Most colleges release earnings reports of graduates immediately upon graduation or within five years of graduation. Practically speaking, those reports typically rely on self-reported data that is only collected from the graduates who are interested in responding in the first place, so they can be rather inflated and misleading. (People who are doing well for themselves are usually more excited to share information about their earnings than those who are not.) But these statistics provide an actual, concrete number to latch onto, so it’s not unrealistic for students to view those numbers as a solid indication of how they might fare after graduation.
But just like so many other aspects of a student’s college experience, you get out what you put in. So rather than just asking “What’s available?” or “How have other people done in the past?”, try to reframe the question so that instead you’re asking “What am I going to take advantage of at this particular school?” Because in the end, while colleges are institutions of learning, it’s not realistic to think that someone else is going to do the learning for you. It’s the student’s job to seek out resources and take advantage of the ones that will help them to be successful.
What less expensive options are there?
Community colleges and two-year institutions are fantastic ways for students to try out higher education at a lower price. And many public four-year universities, particularly in California and Washington (the two states with the education systems that I happen to know best), are quite explicit that when reviewing transfer applications, priority goes to students looking to transfer from a two-year college rather than to students already enrolled at a four-year university.
In addition, we’re seeing a lot of growth in apprenticeship and on-the-job training programs that can provide an education that focuses more on the skills of the trade. And for kids interested in the military, there are also service academies, the GI Bill, and a few community programs that can provide stipends that count toward the cost of higher education or even cover the whole thing.
Tom Barry served for four years as an assistant director of admissions at his alma mater, Colorado College, home of the beloved Block Plan where students plunge into one course at a time for three-and-a-half weeks before moving on to a new subject. After earning a master’s degree in international education administration from Stanford, Tom worked as a global programs manager for the African Leadership Academy before migrating to the Pacific Northwest to join Collegewise in June 2014.
A budding master chef who can flip food in a pan with only the rare catastrophic floor drop, Tom won first place in the “Took a Risk and Totally Nailed It” category of a recent pie baking competition for his original creation, The Burrito Pie. When he’s not counseling or cooking, Tom enjoys traveling, spending time in the great outdoors, and writing the occasional product review for USA Triathlon Magazine.
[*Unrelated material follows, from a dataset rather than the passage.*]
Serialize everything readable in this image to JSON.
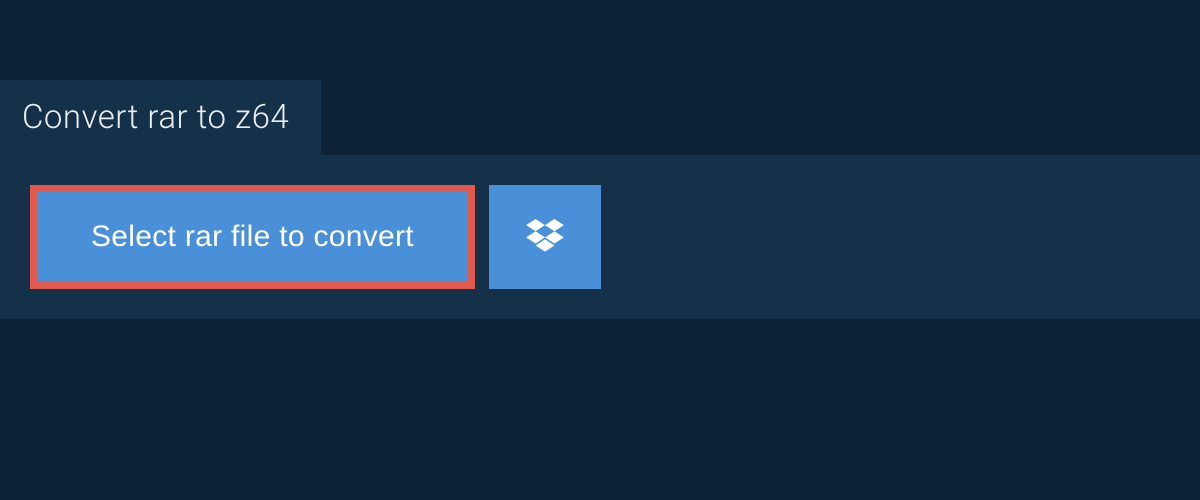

Education & Experience
- M.Ed., Stanford University
- Former Assistant Director of Admissions, Colorado College